Profiles » Caspar Weinberger
Secretary of Defense Caspar Weinberger served in the Reagan Administration from 1981 through 1987. In 1986, the Department of Defense became entangled in the Iran-Contra Affairs when it sold missiles to the Central Intelligence Agency to be sent to Iran. Weinberger denied substantial knowledge of the arms sales to Iran, but his own diaries (which he later attempted to conceal) show otherwise.
As early as June 1985, National Security Adviser Robert McFarlane suggested in a memorandum (which Weinberger read) that the U.S. sell arms to Iran. In August, according to General Colin Powell, who was present at their meeting, McFarlane told Weinberger about Israel’s willingness to sell those arms and discussed the negotiations that had led them to that point. Before mid-September, Weinberger received intelligence reports regarding the arms-for-hostages deals from one of his colleagues; after mid-September, at his request, they were sent to him directly. From his diary, it is clear that in October, he knew the details of the arms transfers, as well as the role played by National Security Council staff member Oliver North.
In November 1985, McFarlane updated Weinberger about the sales again and asked that he arrange the sale of 500 HAWK missiles to Israel, essentially to replenish their stocks. Weinberger concluded that doing so without notifying Congress would be illegal and told Reagan so in December. Ultimately, Reagan decided that the sales with Iran should be completed directly through the CIA. Although Weinberger questioned the legality of this action, even predicting that someone would end up in jail as a result, Reagan signed a Finding authorizing CIA involvement.

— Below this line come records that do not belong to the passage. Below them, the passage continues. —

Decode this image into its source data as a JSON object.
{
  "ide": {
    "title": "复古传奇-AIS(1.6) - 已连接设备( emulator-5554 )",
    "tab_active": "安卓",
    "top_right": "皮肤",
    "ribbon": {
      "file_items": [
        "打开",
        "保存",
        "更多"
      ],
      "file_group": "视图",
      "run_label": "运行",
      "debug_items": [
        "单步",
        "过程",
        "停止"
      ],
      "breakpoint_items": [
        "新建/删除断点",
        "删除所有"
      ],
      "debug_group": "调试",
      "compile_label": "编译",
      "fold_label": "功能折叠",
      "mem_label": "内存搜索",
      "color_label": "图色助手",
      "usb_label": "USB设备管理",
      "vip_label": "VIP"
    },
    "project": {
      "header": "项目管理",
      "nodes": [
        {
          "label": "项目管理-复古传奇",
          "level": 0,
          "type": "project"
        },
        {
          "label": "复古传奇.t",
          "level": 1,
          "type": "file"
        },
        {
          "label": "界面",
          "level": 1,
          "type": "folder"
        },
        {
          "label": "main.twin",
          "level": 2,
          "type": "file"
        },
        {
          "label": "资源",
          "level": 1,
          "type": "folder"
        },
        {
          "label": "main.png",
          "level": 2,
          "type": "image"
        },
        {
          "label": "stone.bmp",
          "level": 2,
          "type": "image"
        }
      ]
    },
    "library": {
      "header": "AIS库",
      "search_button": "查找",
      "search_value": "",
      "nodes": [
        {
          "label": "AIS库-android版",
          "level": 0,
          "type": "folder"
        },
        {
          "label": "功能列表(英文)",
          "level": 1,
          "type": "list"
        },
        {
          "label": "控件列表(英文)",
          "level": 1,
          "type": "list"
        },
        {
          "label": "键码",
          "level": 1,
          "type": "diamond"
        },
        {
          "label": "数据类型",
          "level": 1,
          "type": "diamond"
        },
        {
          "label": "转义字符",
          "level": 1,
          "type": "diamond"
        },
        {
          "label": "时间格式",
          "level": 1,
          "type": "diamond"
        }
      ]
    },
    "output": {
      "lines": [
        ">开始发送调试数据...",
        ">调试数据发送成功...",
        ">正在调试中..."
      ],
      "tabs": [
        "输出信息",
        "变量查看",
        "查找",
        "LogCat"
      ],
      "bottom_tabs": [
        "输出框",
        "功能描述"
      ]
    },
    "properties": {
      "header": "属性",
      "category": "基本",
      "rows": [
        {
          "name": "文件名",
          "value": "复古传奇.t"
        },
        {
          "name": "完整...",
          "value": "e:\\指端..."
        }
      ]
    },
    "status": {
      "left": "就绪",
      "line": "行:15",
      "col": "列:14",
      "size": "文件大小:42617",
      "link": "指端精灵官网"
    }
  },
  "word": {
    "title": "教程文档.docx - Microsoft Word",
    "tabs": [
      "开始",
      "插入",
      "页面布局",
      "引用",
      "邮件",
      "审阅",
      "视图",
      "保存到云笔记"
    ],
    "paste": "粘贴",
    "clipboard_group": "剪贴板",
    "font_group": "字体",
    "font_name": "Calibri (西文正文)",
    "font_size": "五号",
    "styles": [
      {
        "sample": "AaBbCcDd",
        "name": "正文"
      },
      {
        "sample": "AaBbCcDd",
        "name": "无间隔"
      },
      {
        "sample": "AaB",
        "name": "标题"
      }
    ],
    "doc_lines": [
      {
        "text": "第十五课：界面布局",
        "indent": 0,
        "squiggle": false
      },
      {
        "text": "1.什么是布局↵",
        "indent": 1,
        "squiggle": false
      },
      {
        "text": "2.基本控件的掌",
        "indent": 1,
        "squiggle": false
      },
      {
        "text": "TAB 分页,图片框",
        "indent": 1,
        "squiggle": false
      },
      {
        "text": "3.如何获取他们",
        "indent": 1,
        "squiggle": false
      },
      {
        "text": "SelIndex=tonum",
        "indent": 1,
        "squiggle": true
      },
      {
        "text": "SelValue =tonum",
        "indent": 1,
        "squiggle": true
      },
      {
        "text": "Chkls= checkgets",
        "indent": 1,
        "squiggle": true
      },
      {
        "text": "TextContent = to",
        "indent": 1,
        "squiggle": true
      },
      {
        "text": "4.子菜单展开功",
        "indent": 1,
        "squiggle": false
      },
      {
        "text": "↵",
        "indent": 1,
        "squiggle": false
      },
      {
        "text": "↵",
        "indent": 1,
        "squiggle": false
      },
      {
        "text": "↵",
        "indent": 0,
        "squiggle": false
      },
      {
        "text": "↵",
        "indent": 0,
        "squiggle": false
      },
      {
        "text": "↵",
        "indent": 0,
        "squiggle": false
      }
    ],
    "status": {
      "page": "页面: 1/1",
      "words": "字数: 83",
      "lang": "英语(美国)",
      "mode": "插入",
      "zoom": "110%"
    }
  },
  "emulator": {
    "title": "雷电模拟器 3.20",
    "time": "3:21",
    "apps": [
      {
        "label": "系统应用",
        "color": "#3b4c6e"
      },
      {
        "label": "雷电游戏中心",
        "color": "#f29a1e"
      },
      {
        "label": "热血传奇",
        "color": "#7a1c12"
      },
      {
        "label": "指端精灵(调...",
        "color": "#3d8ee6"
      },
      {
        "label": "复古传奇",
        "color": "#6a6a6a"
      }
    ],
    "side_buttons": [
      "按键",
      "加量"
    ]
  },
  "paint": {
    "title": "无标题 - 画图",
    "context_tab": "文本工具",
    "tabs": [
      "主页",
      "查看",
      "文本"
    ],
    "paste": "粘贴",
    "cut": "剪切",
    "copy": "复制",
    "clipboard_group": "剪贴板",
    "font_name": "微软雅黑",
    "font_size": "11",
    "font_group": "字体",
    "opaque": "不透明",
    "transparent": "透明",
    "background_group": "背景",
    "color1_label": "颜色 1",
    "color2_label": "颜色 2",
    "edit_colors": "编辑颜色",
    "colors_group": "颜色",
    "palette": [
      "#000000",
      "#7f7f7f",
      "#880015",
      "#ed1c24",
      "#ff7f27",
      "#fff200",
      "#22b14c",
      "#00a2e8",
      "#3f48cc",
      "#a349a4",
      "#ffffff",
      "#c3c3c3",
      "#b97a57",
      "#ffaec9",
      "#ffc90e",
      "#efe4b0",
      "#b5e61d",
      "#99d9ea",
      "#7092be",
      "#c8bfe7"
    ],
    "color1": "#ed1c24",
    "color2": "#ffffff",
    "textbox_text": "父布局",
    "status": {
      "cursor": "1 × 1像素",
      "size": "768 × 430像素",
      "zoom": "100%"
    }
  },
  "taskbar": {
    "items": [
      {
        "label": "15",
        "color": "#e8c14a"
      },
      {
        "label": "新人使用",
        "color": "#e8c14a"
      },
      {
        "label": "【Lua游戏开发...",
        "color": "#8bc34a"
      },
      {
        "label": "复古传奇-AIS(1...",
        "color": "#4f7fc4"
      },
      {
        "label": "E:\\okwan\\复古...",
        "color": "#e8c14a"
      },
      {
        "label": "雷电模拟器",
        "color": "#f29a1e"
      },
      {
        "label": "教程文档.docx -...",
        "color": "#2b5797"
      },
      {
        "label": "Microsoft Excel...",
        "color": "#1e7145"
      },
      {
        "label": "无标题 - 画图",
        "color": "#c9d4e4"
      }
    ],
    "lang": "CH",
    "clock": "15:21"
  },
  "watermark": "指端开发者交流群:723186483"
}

Despite his objections, Weinberger’s diary shows that he was kept well informed of the sales, receiving a new update almost every month. For example, in February 1986, he was told about the expected timeline for arms shipments and the release of hostages. In April, he found out that more missiles were to be shipped. In July, he was told that Lebanese hostage Lawrence Jenco was released as a result of pressure placed on Lebanon by Iran, which Iran’s leaders had done so that the U.S. would sell them more missiles.
Moreover, Weinberger ultimately aided these sales by selling weapons to the CIA, which were then shipped to Iran, three times: in February 1986 (TOW missiles), in May 1986 (HAWK missile parts), and in October 1986 (additional TOW missiles that were sent to Israel). Weinberger's senior military assistant updated him about each transfer.
Much of this information was discovered from Weinberger’s diary, uncovered before he was even a subject of investigation in 1991. Despite his claim to the Independent Counsel’s staff and to Federal Bureau of Investigation agents that he did not often take notes and that he never did so when he met with Reagan and other Cabinet members or at meetings about arms sales to Iran, Walsh’s team came across thousands of pages of notes that Weinberger had written since 1981. This was a serendipitous occurrence for Walsh. When his team went through the Library of Congress in November of 1991, the group looked at the entire index and found these notes, which had accidentally been placed in the unclassified section despite their inclusion of highly sensitive information.
Accordingly, Walsh prosecuted Weinberger for lying about his knowledge of the Affairs, which was uncovered by these notes, and for lying about the notes themselves. The former Secretary of Defense was charged with five counts:
Regarding the second count, Weinberger had told staff of the congressional committees dealing with Iran-Contra, “I don't have any memory of any contra funding or of anything connected with [the Saudis] that I can remember now.” But just a few years earlier, in one of his notes, he recorded Saudi Arabia’s $25 million contribution to the rebels.
Also contradicting his contemporaneous notes and diary entries, Weinberger, when asked by the staff of those committees whether he knew that the shipment of HAWK missiles to Iran on November 23, 1985, was going to take place, said that he did not.
Although Walsh presented this case against Weinberger in his final report to Congress, he was never able to prosecute his claims. President George H.W. Bush preemptively issued his controversial pardon of Weinberger in late 1992.